Tripled climate cuts needed to fulfil pledge

(Climate News Network, 28 Nov 2018) The gap between the world’s greenhouse gas emissions and countries’ planned reductions is growing, and only tripled climate cuts can reduce global warming enough, researchers say.

The world is not yet living up to its undertaking to tackle global warming, and it will have to make tripled climate cuts − at least − if it is to do so, a report says.

The emissions gap − the difference between the global emissions of greenhouse gases scientists expect in 2030 and the level they need to be at to honour the world’s promises to cut them − is the largest ever.

The 2018 Emissions Gap Report is published by the UN Environment Programme (UNEP). While it is still possible to keep global warming below 2°C, its authors say, the world’s current pace of action to cut emissions must triple for that to happen.

In 2015 almost 200 governments adopted the target of keeping global warming to no more than 2°C above pre-industrial levels, and to try for a lower level, 1.5°C. Their decision is set out in the Paris Agreement.

Inadequate targets

But the Gap Report spells out in detail a criticism scientists have been making since soon after the Agreement was reached, saying the current pace of countries’ plans for reducing emissions − which they decide for themselves − is not enough to meet the Paris targets.

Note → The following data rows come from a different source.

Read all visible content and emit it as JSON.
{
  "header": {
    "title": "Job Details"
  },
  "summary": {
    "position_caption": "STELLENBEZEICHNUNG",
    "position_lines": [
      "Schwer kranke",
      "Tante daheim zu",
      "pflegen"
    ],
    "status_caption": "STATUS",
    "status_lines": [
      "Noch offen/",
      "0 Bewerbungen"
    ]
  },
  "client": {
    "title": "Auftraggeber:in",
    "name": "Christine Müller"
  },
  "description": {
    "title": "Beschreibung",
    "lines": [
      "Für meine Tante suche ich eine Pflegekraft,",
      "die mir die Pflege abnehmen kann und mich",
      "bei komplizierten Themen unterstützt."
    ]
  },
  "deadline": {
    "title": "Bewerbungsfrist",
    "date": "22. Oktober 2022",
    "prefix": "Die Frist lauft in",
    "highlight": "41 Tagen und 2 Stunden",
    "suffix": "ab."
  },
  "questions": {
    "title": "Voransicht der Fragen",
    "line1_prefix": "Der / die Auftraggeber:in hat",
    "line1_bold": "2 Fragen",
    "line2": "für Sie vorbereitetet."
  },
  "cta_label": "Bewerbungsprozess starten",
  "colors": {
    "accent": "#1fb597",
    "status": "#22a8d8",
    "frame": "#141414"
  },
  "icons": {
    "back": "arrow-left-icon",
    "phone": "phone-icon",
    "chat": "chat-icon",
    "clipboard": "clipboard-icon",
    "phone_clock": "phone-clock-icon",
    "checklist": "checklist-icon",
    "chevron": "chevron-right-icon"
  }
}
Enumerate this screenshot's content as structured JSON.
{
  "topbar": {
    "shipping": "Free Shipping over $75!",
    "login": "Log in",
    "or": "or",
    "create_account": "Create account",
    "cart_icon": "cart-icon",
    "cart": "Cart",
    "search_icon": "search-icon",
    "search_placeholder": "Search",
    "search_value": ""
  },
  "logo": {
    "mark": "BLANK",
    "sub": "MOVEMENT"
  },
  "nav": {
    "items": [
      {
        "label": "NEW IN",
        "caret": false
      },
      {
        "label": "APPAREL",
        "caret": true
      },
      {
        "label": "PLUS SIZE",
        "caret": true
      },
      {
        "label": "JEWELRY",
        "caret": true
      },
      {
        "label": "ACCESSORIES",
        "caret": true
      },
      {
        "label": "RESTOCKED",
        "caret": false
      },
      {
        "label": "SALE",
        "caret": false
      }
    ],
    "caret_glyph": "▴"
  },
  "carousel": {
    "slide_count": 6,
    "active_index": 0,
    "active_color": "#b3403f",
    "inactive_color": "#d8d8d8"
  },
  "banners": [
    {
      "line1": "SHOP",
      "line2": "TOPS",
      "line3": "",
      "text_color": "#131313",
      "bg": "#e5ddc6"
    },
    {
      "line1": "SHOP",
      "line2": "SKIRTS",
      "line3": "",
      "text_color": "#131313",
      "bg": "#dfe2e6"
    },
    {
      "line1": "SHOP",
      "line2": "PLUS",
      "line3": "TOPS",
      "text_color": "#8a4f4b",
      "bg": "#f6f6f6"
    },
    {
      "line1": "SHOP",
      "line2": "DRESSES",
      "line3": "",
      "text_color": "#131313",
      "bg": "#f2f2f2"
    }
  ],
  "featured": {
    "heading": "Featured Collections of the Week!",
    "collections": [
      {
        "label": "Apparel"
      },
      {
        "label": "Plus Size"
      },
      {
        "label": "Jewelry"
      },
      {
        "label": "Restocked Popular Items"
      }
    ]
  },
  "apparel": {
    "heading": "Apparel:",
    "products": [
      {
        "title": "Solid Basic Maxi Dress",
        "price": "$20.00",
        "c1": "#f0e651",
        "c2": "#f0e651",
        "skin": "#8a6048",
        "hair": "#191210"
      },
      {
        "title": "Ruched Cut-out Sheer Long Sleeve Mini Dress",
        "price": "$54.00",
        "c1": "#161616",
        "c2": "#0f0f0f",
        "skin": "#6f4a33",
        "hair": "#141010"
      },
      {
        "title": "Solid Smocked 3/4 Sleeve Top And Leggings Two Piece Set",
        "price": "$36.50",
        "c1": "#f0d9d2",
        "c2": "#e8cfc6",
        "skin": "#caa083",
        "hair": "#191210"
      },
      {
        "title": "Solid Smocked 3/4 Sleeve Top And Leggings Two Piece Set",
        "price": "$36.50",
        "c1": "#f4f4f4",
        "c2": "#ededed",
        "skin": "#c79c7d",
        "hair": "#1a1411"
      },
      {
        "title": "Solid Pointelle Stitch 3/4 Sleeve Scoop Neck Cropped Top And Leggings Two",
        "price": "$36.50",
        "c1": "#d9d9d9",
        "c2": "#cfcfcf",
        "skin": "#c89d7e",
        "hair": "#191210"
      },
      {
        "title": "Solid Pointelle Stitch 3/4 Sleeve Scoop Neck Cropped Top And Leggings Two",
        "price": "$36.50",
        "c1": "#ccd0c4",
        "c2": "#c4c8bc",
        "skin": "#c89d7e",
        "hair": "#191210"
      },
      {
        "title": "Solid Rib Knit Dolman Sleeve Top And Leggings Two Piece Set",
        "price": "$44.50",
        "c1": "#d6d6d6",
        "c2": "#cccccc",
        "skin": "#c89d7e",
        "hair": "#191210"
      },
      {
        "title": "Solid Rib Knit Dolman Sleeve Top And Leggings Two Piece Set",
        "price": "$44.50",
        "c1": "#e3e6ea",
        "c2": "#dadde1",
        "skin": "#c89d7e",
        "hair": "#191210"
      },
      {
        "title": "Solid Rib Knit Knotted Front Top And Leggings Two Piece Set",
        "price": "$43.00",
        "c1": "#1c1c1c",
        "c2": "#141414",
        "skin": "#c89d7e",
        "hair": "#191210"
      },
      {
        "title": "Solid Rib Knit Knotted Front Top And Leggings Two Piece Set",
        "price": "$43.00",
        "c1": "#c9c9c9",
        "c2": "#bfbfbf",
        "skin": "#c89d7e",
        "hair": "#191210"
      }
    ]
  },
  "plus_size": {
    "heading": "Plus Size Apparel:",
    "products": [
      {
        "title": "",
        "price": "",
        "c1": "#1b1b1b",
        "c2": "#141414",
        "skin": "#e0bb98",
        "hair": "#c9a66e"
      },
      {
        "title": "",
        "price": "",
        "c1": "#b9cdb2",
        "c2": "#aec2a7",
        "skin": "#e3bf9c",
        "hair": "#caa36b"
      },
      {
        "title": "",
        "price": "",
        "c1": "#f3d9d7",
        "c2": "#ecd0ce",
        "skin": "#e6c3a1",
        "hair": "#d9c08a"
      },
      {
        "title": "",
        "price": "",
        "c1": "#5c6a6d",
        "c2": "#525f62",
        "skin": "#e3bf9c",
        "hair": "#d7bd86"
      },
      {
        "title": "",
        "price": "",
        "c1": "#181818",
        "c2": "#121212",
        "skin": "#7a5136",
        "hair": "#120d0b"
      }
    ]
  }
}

As well as allowing signatories the freedom to cut emissions as savagely or as modestly as they wish, the Agreement is also condemned by those who believe its targets are themselves so unrealistic that they fail to measure up to the scale and urgency of the climate crisis.